■ EXERCISE REQUIREMENTS ■
Using the records below, find how many lines hold the word "Kurzový" and reply with only that number.

*** Begin section ***

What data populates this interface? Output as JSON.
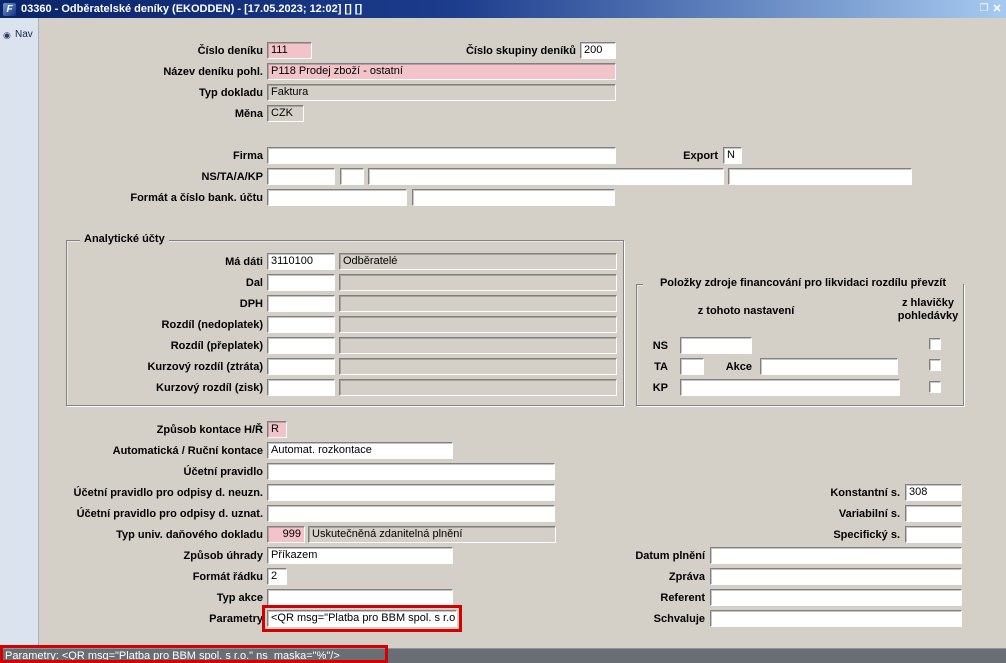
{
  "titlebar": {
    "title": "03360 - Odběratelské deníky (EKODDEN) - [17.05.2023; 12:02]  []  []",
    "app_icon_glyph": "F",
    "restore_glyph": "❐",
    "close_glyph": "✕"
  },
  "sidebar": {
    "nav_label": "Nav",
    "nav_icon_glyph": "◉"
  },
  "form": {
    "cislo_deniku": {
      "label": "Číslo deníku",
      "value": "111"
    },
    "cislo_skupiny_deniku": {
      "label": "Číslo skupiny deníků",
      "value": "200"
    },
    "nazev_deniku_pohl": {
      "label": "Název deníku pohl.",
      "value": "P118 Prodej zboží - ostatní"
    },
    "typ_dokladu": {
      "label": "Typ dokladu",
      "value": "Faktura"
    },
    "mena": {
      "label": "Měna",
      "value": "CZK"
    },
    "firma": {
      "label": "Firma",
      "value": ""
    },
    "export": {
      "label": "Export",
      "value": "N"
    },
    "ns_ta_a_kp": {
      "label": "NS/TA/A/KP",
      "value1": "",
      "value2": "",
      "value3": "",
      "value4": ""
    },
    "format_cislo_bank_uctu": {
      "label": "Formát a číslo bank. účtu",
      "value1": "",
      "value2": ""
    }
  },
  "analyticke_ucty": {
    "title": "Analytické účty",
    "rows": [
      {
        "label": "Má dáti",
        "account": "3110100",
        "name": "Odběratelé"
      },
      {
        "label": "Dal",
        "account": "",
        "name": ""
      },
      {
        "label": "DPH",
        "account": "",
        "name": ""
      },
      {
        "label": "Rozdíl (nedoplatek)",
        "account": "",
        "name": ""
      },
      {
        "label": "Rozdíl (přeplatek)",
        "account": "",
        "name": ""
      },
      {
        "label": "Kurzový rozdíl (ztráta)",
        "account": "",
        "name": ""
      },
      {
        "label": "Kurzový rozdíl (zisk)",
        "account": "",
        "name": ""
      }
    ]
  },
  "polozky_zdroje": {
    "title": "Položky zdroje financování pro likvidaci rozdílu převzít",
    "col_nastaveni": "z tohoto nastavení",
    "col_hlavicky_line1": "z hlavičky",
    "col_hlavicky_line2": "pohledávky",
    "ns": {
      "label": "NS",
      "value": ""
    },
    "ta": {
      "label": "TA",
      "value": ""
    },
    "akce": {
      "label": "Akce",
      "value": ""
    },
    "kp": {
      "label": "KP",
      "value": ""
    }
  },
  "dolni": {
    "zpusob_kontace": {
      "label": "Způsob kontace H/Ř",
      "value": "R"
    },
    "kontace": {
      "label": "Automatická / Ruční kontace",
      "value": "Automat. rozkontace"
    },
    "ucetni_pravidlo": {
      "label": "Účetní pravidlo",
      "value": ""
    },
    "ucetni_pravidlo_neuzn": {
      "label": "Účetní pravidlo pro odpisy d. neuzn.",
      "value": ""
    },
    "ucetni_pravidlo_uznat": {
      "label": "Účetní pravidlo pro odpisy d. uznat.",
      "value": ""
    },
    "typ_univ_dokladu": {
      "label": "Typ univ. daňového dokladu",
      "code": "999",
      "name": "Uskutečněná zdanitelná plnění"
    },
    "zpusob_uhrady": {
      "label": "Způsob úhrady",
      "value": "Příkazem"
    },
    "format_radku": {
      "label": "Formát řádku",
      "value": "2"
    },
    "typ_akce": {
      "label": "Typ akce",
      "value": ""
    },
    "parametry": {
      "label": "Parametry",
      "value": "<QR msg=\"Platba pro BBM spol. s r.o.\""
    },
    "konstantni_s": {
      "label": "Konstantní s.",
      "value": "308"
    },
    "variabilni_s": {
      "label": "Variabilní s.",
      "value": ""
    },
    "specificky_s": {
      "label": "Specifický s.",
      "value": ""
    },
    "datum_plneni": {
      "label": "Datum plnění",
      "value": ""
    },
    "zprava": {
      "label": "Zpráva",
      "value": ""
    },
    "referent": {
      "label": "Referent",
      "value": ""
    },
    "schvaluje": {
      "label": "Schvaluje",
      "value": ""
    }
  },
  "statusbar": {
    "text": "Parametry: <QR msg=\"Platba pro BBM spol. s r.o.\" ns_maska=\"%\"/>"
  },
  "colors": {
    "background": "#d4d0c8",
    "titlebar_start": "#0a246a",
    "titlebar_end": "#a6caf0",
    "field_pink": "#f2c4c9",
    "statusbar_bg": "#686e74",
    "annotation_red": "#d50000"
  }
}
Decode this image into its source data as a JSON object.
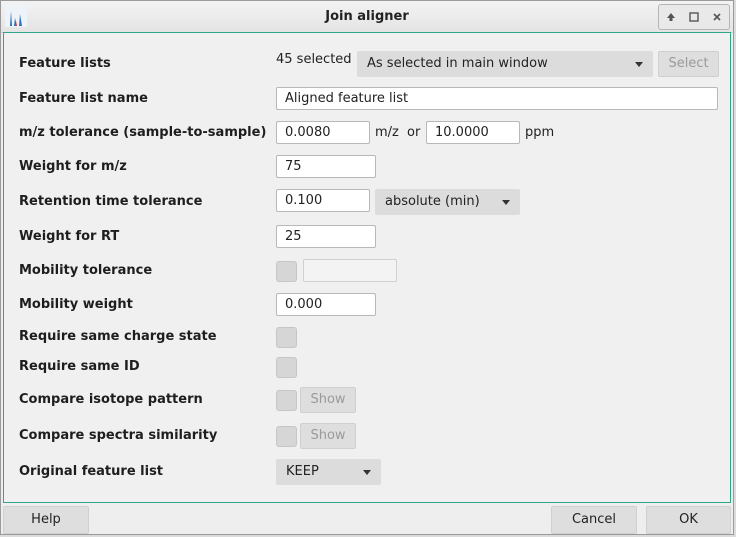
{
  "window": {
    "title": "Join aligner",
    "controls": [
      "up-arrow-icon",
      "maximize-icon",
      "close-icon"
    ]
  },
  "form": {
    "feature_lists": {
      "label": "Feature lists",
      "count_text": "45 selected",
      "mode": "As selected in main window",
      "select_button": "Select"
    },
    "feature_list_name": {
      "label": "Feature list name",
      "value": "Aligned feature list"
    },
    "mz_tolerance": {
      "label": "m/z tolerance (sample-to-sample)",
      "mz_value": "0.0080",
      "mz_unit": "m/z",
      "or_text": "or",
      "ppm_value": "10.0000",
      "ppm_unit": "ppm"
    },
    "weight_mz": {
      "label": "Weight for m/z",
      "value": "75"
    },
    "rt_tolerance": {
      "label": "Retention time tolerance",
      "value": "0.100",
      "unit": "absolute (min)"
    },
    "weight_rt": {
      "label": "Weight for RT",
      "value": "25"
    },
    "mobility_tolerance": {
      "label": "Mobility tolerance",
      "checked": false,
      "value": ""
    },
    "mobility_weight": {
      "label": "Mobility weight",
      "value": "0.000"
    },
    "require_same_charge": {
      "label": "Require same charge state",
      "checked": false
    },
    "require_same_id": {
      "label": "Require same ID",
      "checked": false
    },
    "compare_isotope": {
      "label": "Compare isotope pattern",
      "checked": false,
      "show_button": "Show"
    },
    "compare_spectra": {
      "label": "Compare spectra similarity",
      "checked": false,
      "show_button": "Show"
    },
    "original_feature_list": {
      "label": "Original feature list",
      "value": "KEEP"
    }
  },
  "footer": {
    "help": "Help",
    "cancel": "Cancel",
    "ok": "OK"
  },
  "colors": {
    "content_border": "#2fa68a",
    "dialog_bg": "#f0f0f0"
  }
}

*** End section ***
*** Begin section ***

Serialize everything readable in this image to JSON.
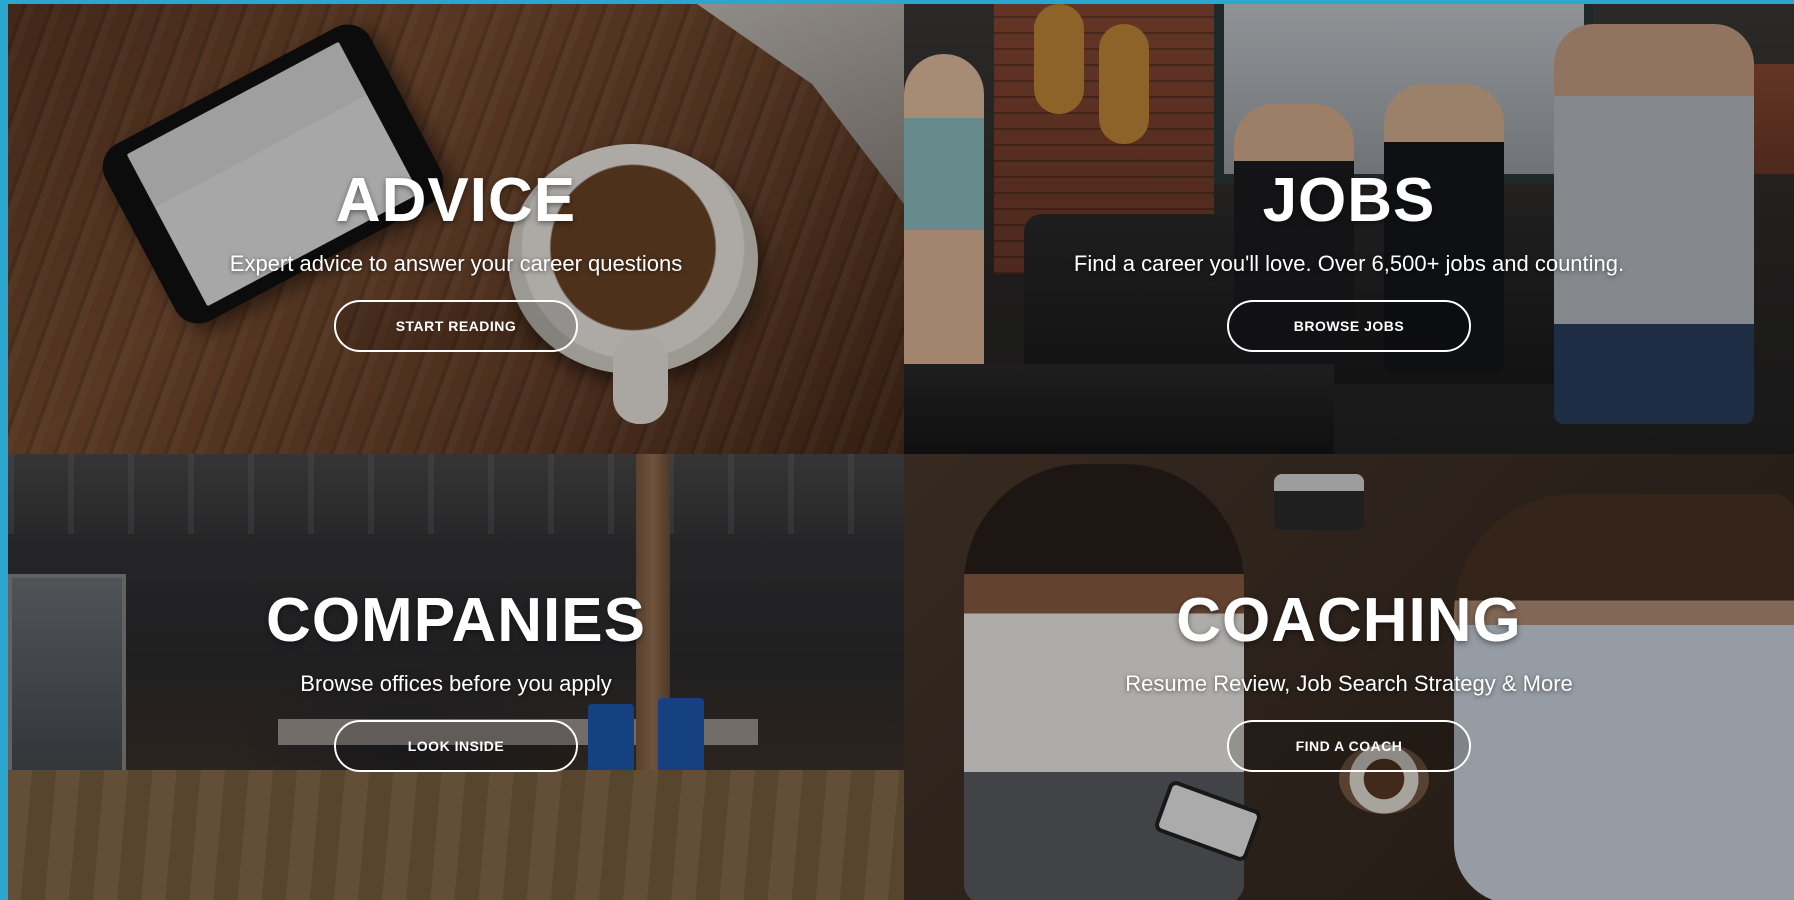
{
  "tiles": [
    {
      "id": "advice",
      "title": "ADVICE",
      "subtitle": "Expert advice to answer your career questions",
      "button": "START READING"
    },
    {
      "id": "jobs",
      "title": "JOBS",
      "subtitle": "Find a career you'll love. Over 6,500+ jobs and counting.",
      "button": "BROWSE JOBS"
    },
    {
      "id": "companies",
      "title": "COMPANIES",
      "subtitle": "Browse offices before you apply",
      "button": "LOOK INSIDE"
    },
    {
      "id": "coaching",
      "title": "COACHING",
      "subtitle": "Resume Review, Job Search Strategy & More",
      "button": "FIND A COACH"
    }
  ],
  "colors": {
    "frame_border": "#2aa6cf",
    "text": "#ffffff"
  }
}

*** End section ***

■ SOLUTION TO THIS TASK ■
2